Standing at the sink, arms plunged to the elbows in muddy water and a swirling mass of dandelion leaves; I wonder how I have managed to get myself into this state of self-inflicted drudgery.
In fact it all started with a truffle. Friends of ours had come round for lunch, bringing with them the habitual bottle of wine and a cubic centimetre of truffle. The truffle, or what was left of it had been dug up by their neighbour’s dog. The neighbours had cut a bit off, made an omelette and given the rest to our friends. They had done the same before giving it to us. I put the smelly, brown lump gingerly in the fridge and wondered whether we would be its last owners.
In the face of this extraordinary act of generosity, we felt that we could not decline our friends’ request to scour the meadows surrounding the farm for dandelion leaves. The leaves are a local delicacy and are eaten raw, covered with walnut oil, anchovies, hard boiled egg and enough garlic to dissolve the salad spoons.

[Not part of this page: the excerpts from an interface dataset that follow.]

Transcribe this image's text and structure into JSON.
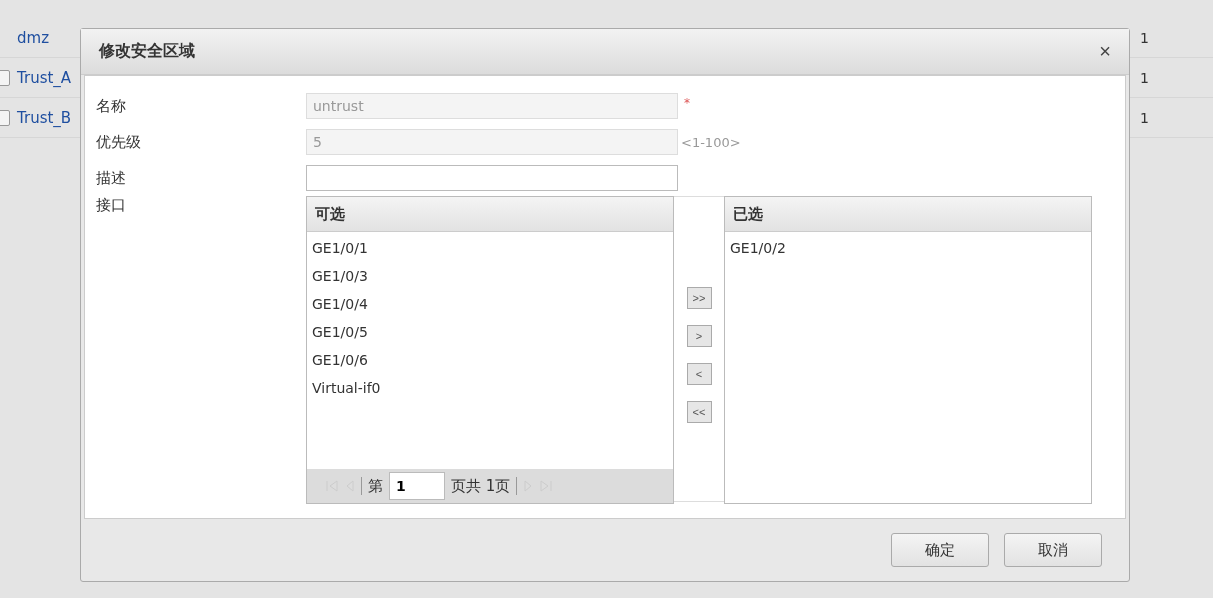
{
  "background_table": {
    "rows": [
      {
        "name": "dmz",
        "column_3": "1"
      },
      {
        "name": "Trust_A",
        "checked": false,
        "column_3": "1"
      },
      {
        "name": "Trust_B",
        "checked": false,
        "column_3": "1"
      }
    ]
  },
  "dialog": {
    "title": "修改安全区域",
    "close": "×",
    "fields": [
      {
        "label": "名称",
        "value": "untrust",
        "disabled": true,
        "required_mark": "*"
      },
      {
        "label": "优先级",
        "value": "5",
        "disabled": true,
        "range": "<1-100>"
      },
      {
        "label": "描述",
        "disabled": false
      }
    ],
    "interface": {
      "label": "接口",
      "available": {
        "header": "可选",
        "items": [
          "GE1/0/1",
          "GE1/0/3",
          "GE1/0/4",
          "GE1/0/5",
          "GE1/0/6",
          "Virtual-if0"
        ],
        "pager": {
          "prefix": "第",
          "page": "1",
          "suffix": "页共 1页"
        }
      },
      "move_buttons": [
        {
          "label": ">>"
        },
        {
          "label": ">"
        },
        {
          "label": "<"
        },
        {
          "label": "<<"
        }
      ],
      "selected": {
        "header": "已选",
        "items": [
          "GE1/0/2"
        ]
      }
    },
    "buttons": [
      {
        "label": "确定"
      },
      {
        "label": "取消"
      }
    ]
  }
}
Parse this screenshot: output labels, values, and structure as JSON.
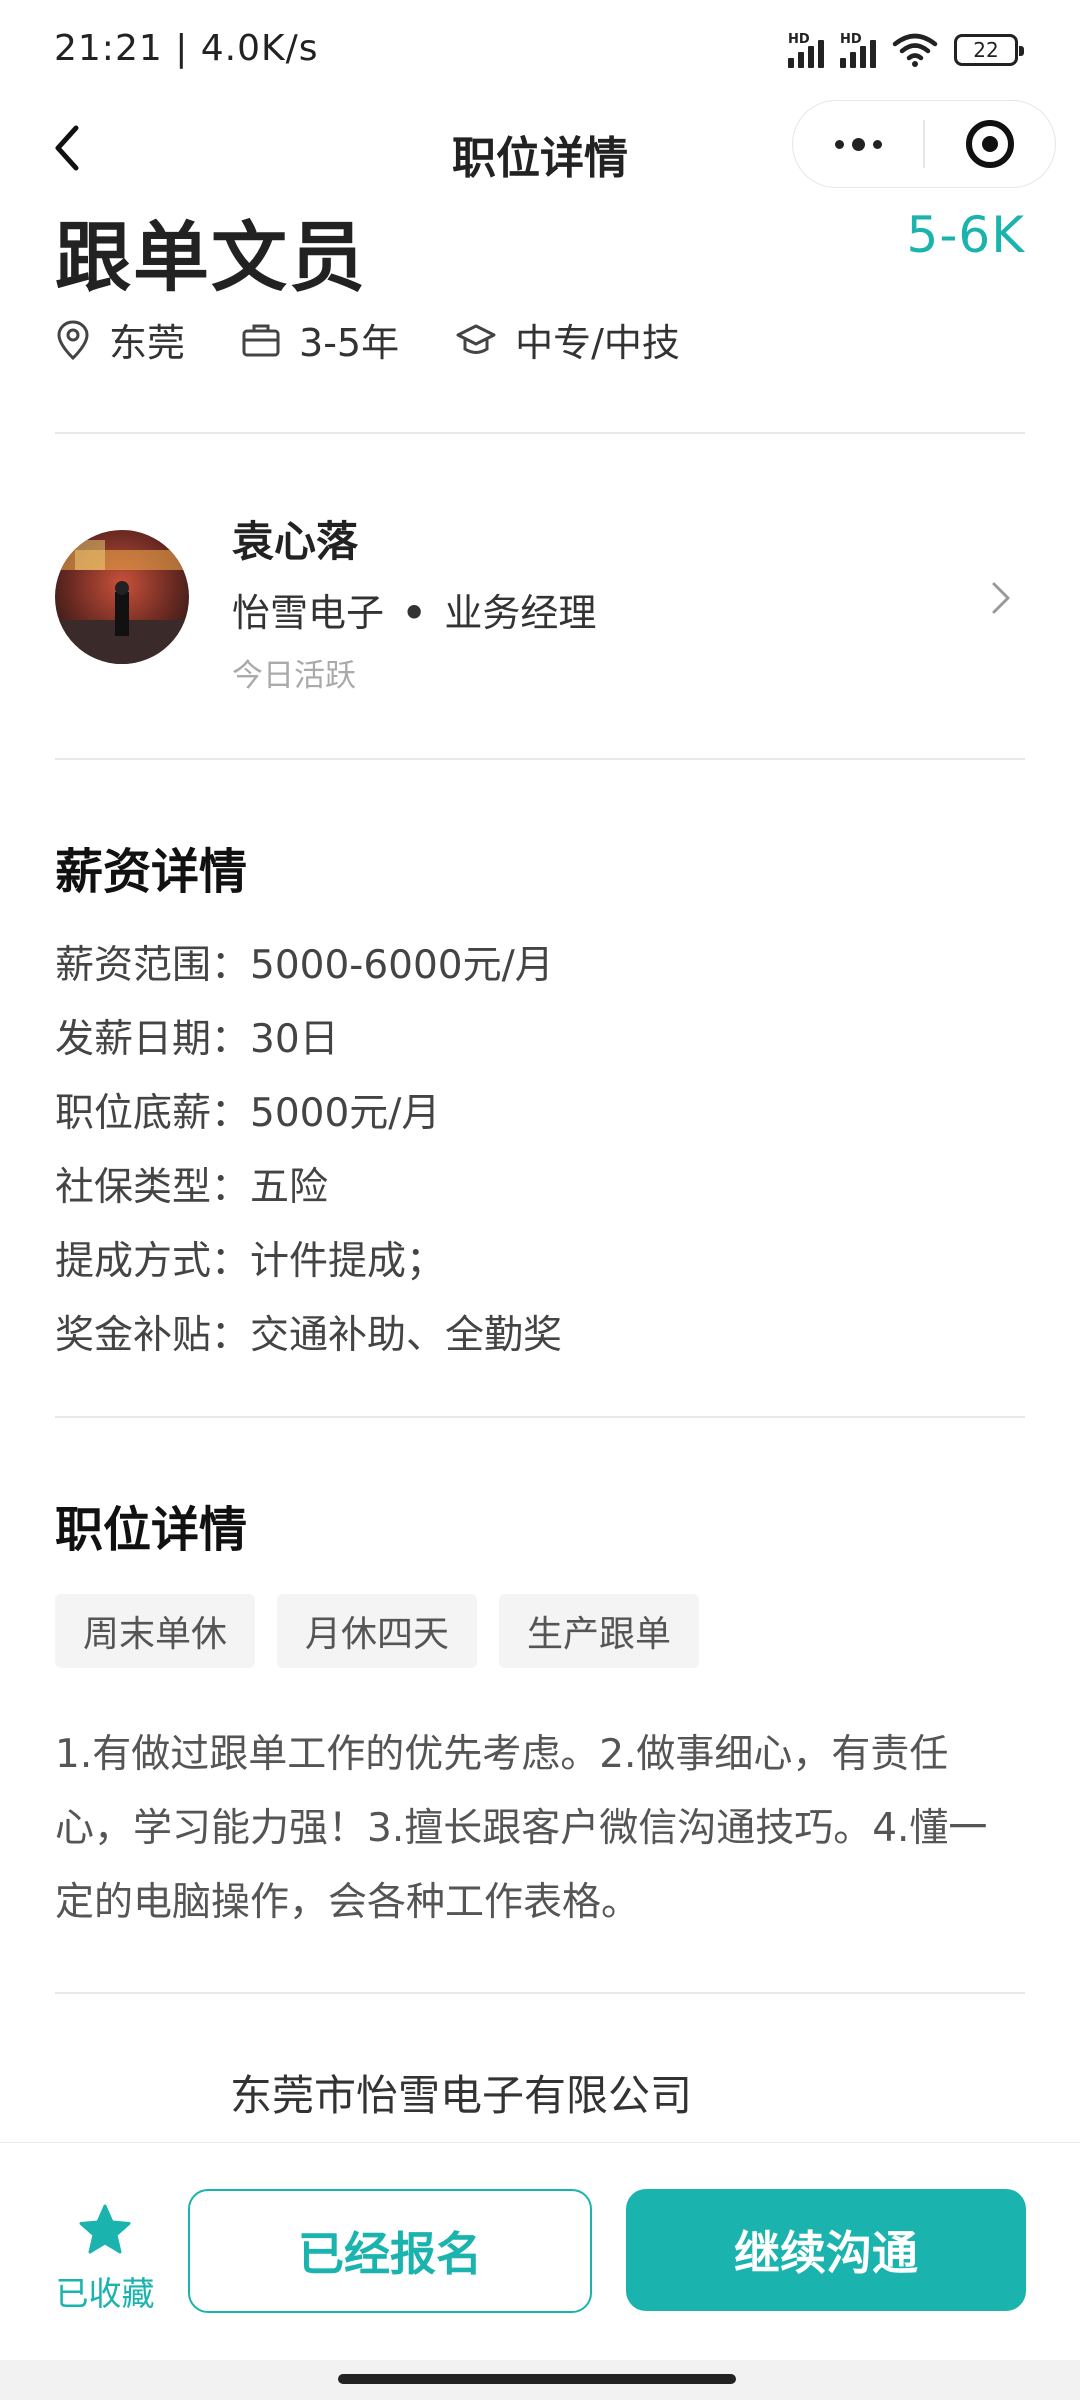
{
  "status_bar": {
    "time": "21:21 | 4.0K/s",
    "battery": "22",
    "signal_label": "HD"
  },
  "nav": {
    "title": "职位详情"
  },
  "job": {
    "title": "跟单文员",
    "salary": "5-6K",
    "location": "东莞",
    "experience": "3-5年",
    "education": "中专/中技"
  },
  "recruiter": {
    "name": "袁心落",
    "company": "怡雪电子",
    "separator": "•",
    "role": "业务经理",
    "activity": "今日活跃"
  },
  "salary_detail": {
    "title": "薪资详情",
    "rows": [
      "薪资范围：5000-6000元/月",
      "发薪日期：30日",
      "职位底薪：5000元/月",
      "社保类型：五险",
      "提成方式：计件提成；",
      "奖金补贴：交通补助、全勤奖"
    ]
  },
  "job_detail": {
    "title": "职位详情",
    "tags": [
      "周末单休",
      "月休四天",
      "生产跟单"
    ],
    "description": "1.有做过跟单工作的优先考虑。2.做事细心，有责任心，学习能力强！3.擅长跟客户微信沟通技巧。4.懂一定的电脑操作，会各种工作表格。"
  },
  "company": {
    "name": "东莞市怡雪电子有限公司"
  },
  "bottom_bar": {
    "favorite_label": "已收藏",
    "applied_label": "已经报名",
    "chat_label": "继续沟通"
  },
  "colors": {
    "accent": "#1bb3ae",
    "text": "#222222",
    "muted": "#aaaaaa"
  }
}
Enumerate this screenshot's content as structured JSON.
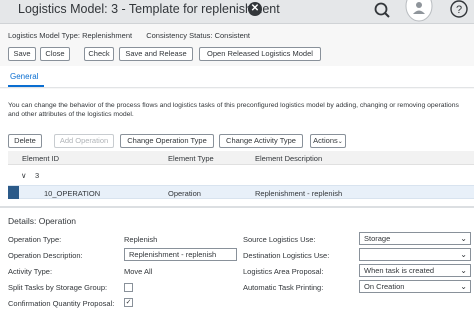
{
  "shell": {
    "title": "Logistics Model: 3 - Template for replenishment",
    "icons": [
      "search-icon",
      "user-icon",
      "help-icon"
    ]
  },
  "header": {
    "model_type_label": "Logistics Model Type:",
    "model_type_value": "Replenishment",
    "consistency_label": "Consistency Status:",
    "consistency_value": "Consistent",
    "buttons": {
      "save": "Save",
      "close": "Close",
      "check": "Check",
      "save_release": "Save and Release",
      "open_released": "Open Released Logistics Model"
    }
  },
  "tabs": {
    "general": "General"
  },
  "main": {
    "description": "You can change the behavior of the process flows and logistics tasks of this preconfigured logistics model by adding, changing or removing operations and other attributes of the logistics model.",
    "toolbar": {
      "delete": "Delete",
      "add_operation": "Add Operation",
      "change_operation_type": "Change Operation Type",
      "change_activity_type": "Change Activity Type",
      "actions": "Actions"
    },
    "table": {
      "columns": [
        "Element ID",
        "Element Type",
        "Element Description"
      ],
      "group_label": "3",
      "rows": [
        {
          "id": "10_OPERATION",
          "type": "Operation",
          "description": "Replenishment - replenish"
        }
      ]
    }
  },
  "details": {
    "title": "Details: Operation",
    "operation_type_label": "Operation Type:",
    "operation_type_value": "Replenish",
    "operation_desc_label": "Operation Description:",
    "operation_desc_value": "Replenishment - replenish",
    "activity_type_label": "Activity Type:",
    "activity_type_value": "Move All",
    "split_tasks_label": "Split Tasks by Storage Group:",
    "split_tasks_checked": false,
    "confirmation_label": "Confirmation Quantity Proposal:",
    "confirmation_checked": true,
    "check_mark": "✓",
    "source_use_label": "Source Logistics Use:",
    "source_use_value": "Storage",
    "dest_use_label": "Destination Logistics Use:",
    "dest_use_value": "",
    "area_proposal_label": "Logistics Area Proposal:",
    "area_proposal_value": "When task is created",
    "auto_print_label": "Automatic Task Printing:",
    "auto_print_value": "On Creation"
  },
  "colors": {
    "accent": "#0a6ed1",
    "selection_marker": "#2b5a89",
    "shell_bg": "#e5e7e9"
  }
}
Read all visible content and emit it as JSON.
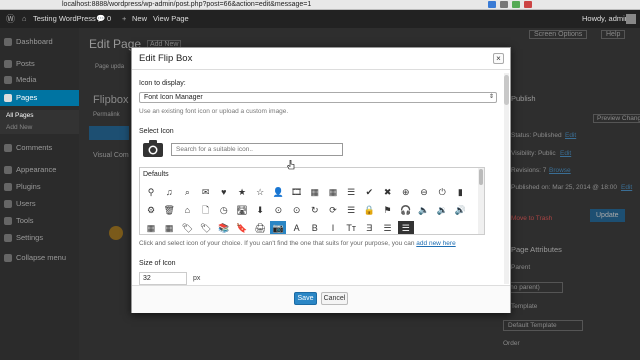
{
  "browser": {
    "url": "localhost:8888/wordpress/wp-admin/post.php?post=66&action=edit&message=1"
  },
  "admin_bar": {
    "site_name": "Testing WordPress",
    "comments_count": "0",
    "new_label": "New",
    "view_page_label": "View Page",
    "howdy": "Howdy, admin"
  },
  "sidebar": {
    "items": [
      {
        "label": "Dashboard",
        "icon": "dashboard-icon"
      },
      {
        "label": "Posts",
        "icon": "pin-icon"
      },
      {
        "label": "Media",
        "icon": "media-icon"
      },
      {
        "label": "Pages",
        "icon": "pages-icon"
      },
      {
        "label": "Comments",
        "icon": "comment-icon"
      },
      {
        "label": "Appearance",
        "icon": "brush-icon"
      },
      {
        "label": "Plugins",
        "icon": "plug-icon"
      },
      {
        "label": "Users",
        "icon": "user-icon"
      },
      {
        "label": "Tools",
        "icon": "wrench-icon"
      },
      {
        "label": "Settings",
        "icon": "settings-icon"
      },
      {
        "label": "Collapse menu",
        "icon": "collapse-icon"
      }
    ],
    "subitems": [
      "All Pages",
      "Add New"
    ]
  },
  "background": {
    "page_title": "Edit Page",
    "add_new": "Add New",
    "screen_options": "Screen Options",
    "help": "Help",
    "notice": "Page upda",
    "post_title": "Flipbox",
    "permalink": "Permalink",
    "visual_composer": "Visual Com",
    "publish": "Publish",
    "preview_changes": "Preview Changes",
    "status": "Status: Published",
    "status_edit": "Edit",
    "visibility": "Visibility: Public",
    "visibility_edit": "Edit",
    "revisions": "Revisions: 7",
    "revisions_browse": "Browse",
    "published_on": "Published on: Mar 25, 2014 @ 18:00",
    "published_edit": "Edit",
    "move_to_trash": "Move to Trash",
    "update": "Update",
    "page_attributes": "Page Attributes",
    "parent": "Parent",
    "no_parent": "(no parent)",
    "template": "Template",
    "default_template": "Default Template",
    "order": "Order"
  },
  "modal": {
    "title": "Edit Flip Box",
    "close_label": "×",
    "icon_to_display_label": "Icon to display:",
    "icon_select_value": "Font Icon Manager",
    "icon_hint": "Use an existing font icon or upload a custom image.",
    "select_icon_label": "Select Icon",
    "search_placeholder": "Search for a suitable icon..",
    "defaults_label": "Defaults",
    "icon_rows": [
      [
        "⚲",
        "♫",
        "⌕",
        "✉",
        "♥",
        "★",
        "☆",
        "👤",
        "🎞",
        "▦",
        "▦",
        "☰",
        "✔",
        "✖",
        "⊕",
        "⊖",
        "⏻",
        "▮"
      ],
      [
        "⚙",
        "🗑",
        "⌂",
        "🗋",
        "◷",
        "🛣",
        "⬇",
        "⊙",
        "⊙",
        "↻",
        "⟳",
        "☰",
        "🔒",
        "⚑",
        "🎧",
        "🔈",
        "🔉",
        "🔊"
      ],
      [
        "▦",
        "▦",
        "🏷",
        "🏷",
        "📚",
        "🔖",
        "🖨",
        "📷",
        "A",
        "B",
        "I",
        "Tт",
        "Ǝ",
        "☰",
        "☰"
      ]
    ],
    "selected_icon_index": [
      2,
      7
    ],
    "dark_icon_index": [
      2,
      14
    ],
    "icon_note_text": "Click and select icon of your choice. If you can't find the one that suits for your purpose, you can",
    "icon_note_link": "add new here",
    "size_label": "Size of Icon",
    "size_value": "32",
    "size_unit": "px",
    "save_label": "Save",
    "cancel_label": "Cancel"
  },
  "colors": {
    "accent": "#2a86c5",
    "admin_bar": "#222222",
    "sidebar_active": "#0074a2"
  }
}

I have grovelled around on the ground for many things, since I first arrived here. I have had limbs raked from brambles whilst searching for chanterelle mushrooms and the often elusive sanguins. I have put my life on the line in the name of an after dinner liquor called genepy, whose flowers only grow on the rocky outcrops of very tall mountains. But I have never spent a Sunday afternoon bent double in a field rummaging for what I have always considered to be a weed.
Three carrier bags later, victory was declared and the dandelion leaves were hauled back for ulterior soaking, cleaning and drying.
That evening, my husband got the tiny piece of truffle out of the fridge and for a moment I wondered who the next lucky recipient would be. It must have been too small however to be cut in half; instead he got the grater out of the drawer and with an unmistakable gleam in his eye went to fetch some eggs.